“It was part of the plan,” Provodnikov stated of his right hand success and the means in which it was delivered. “The priority was to go to the body because I didn’t want to let him off the hook. The plan was to go to the body and then come back up top with the right hand.”
The formula worked out to a tee. The action remained all one way heading into the second round before Provodnikov decided to end matters. The Russian prospect connected with a right hand which drove Reynoso to the ropes and eventually to the canvas.
Referee Raul Caiz Jr is the type of official who gives the fighter every chance to fight back. The third man tried as much in this fight, but there’s little that a referee can do to allow a fight to continue once reaching the count of ten.

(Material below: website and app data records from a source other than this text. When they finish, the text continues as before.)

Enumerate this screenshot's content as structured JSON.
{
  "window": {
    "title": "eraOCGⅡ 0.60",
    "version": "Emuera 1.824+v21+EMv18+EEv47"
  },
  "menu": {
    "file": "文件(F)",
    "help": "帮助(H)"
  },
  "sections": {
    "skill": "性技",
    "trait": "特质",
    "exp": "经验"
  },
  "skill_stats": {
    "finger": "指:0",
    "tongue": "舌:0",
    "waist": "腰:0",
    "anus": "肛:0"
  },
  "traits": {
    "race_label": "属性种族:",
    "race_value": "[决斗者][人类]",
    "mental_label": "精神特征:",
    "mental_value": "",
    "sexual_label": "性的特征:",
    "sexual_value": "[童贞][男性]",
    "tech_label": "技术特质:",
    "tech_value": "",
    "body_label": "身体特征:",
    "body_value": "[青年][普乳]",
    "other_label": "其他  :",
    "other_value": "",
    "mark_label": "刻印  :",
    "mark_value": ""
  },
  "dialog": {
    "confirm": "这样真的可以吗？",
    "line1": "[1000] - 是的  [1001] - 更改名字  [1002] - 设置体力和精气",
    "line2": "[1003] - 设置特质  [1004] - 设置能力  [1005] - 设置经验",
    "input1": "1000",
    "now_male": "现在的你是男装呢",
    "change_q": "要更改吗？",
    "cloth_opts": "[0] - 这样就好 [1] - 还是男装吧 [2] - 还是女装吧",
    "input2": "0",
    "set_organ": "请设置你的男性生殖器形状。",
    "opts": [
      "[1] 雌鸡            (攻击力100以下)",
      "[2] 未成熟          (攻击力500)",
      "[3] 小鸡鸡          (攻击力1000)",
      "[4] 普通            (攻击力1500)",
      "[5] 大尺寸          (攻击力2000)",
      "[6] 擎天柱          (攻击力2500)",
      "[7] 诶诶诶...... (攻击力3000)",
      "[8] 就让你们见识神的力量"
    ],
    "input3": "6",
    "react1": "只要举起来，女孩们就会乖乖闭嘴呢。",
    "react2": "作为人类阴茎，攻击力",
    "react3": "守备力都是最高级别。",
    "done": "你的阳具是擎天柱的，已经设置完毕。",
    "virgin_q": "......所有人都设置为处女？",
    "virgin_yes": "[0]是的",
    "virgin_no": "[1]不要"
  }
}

There’s also little that a fighter can do at that point, though Reynose tried to sell it as if he wanted to continue just as Caiz finished his count.

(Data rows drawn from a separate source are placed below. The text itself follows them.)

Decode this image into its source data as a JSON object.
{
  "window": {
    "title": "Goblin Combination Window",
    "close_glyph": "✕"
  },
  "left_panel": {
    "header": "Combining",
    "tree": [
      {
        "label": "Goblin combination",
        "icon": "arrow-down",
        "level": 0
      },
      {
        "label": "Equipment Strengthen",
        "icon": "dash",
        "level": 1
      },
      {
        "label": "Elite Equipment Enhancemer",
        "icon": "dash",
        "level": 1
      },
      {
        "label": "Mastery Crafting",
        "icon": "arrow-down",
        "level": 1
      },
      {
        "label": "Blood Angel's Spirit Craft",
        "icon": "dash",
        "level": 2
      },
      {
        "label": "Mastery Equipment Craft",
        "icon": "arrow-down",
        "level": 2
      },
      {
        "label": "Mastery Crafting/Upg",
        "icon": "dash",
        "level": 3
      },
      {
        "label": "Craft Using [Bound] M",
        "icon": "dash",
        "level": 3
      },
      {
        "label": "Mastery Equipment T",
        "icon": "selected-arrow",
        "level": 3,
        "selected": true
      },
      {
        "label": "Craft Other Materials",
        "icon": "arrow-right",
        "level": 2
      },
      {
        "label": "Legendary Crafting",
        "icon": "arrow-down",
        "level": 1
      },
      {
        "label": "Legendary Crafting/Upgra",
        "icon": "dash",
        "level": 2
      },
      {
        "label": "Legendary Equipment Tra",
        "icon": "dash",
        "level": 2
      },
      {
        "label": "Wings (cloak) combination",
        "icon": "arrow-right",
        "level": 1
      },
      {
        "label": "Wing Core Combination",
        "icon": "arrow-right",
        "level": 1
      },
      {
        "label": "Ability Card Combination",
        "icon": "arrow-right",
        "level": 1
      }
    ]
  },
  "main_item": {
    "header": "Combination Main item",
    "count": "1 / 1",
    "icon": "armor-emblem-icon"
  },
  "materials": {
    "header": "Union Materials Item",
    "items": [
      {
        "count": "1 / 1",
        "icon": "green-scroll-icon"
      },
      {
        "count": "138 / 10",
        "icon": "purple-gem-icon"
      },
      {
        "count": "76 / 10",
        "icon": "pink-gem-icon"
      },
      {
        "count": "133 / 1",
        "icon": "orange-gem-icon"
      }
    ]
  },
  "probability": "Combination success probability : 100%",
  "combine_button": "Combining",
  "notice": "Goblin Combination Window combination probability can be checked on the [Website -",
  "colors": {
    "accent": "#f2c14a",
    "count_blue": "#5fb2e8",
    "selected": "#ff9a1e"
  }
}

Provodnikov improves to 22-1 (15KO), scoring his 5th straight win since his disputed points loss to Mauricio Herrera early last year.
Reynoso falls to 16-4-2 (13KO), snapping a seven-fight unbeaten streak in the process.

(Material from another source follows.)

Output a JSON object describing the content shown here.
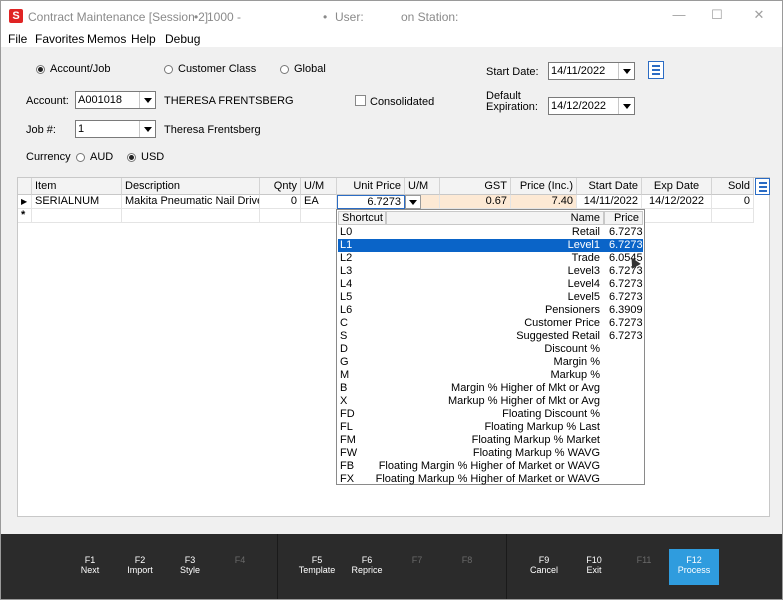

Christopher Martin’s career appeared to hit a wall in the past couple of years. The former standout prospect punched his way back to relevance in a big way after scoring a 6th round knockout over Roberto Castaneda in the televised co-feature.
The latest televised appearance for Martin came on the heels of a three-fight winless streak, a far cry from his red-hot prospect status in 2010. His 2012 campaign consisted of a draw versus Teon Kennedy and a lopsided points loss to Luis del Valle in a fight that also included the first knockdown of Martin’s career.
Friday night’s showing against Castaneda was a return to his prominent rise. With the exception of a rough patch in the fourth round, Martin proved to be the superior boxer and ultimately the stronger fighter as well. The puncher’s advantage appeared to be with Castaneda, but knockdowns by Martin in rounds five and six changed that perspective.
The first knockdown came courtesy of a perfectly placed right uppercut to the midsection. Castaneda lost his breath before falling to the canvas. How he beat the count is a mystery, but Martin refused to rest on his laurels. The San Diegan went right to work in the sixth, once again flooring Castaneda, this time for good as the referee saw no need to allow the fight to continue.
Martin improves to 24-2-3 (7KO) with the win. The knockout was his first since Sept. ’10 and by far the most significant of his still promising career.
Castaneda falls to 20-2-1 (15KO). Both losses have come by knockout and within his past four fights.
The opening bout saw Aaron Acevedo and Daniel Martinez engage in a spirited four-round battle which ended in a majority draw. Acevedo (1-0-1, 1KO) jumped out to a big start in the opening round, but struggled to maintain his lead. Martinez (0-0-1, 0KO) rallied back hard to fight to a draw. Scores were 38-38 twice, while the third judge had it 39-37 in favor of Martinez.
Jake Donovan is the Managing Editor of Boxingscene.com. Follow Jake on Twitter: @JakeNDaBox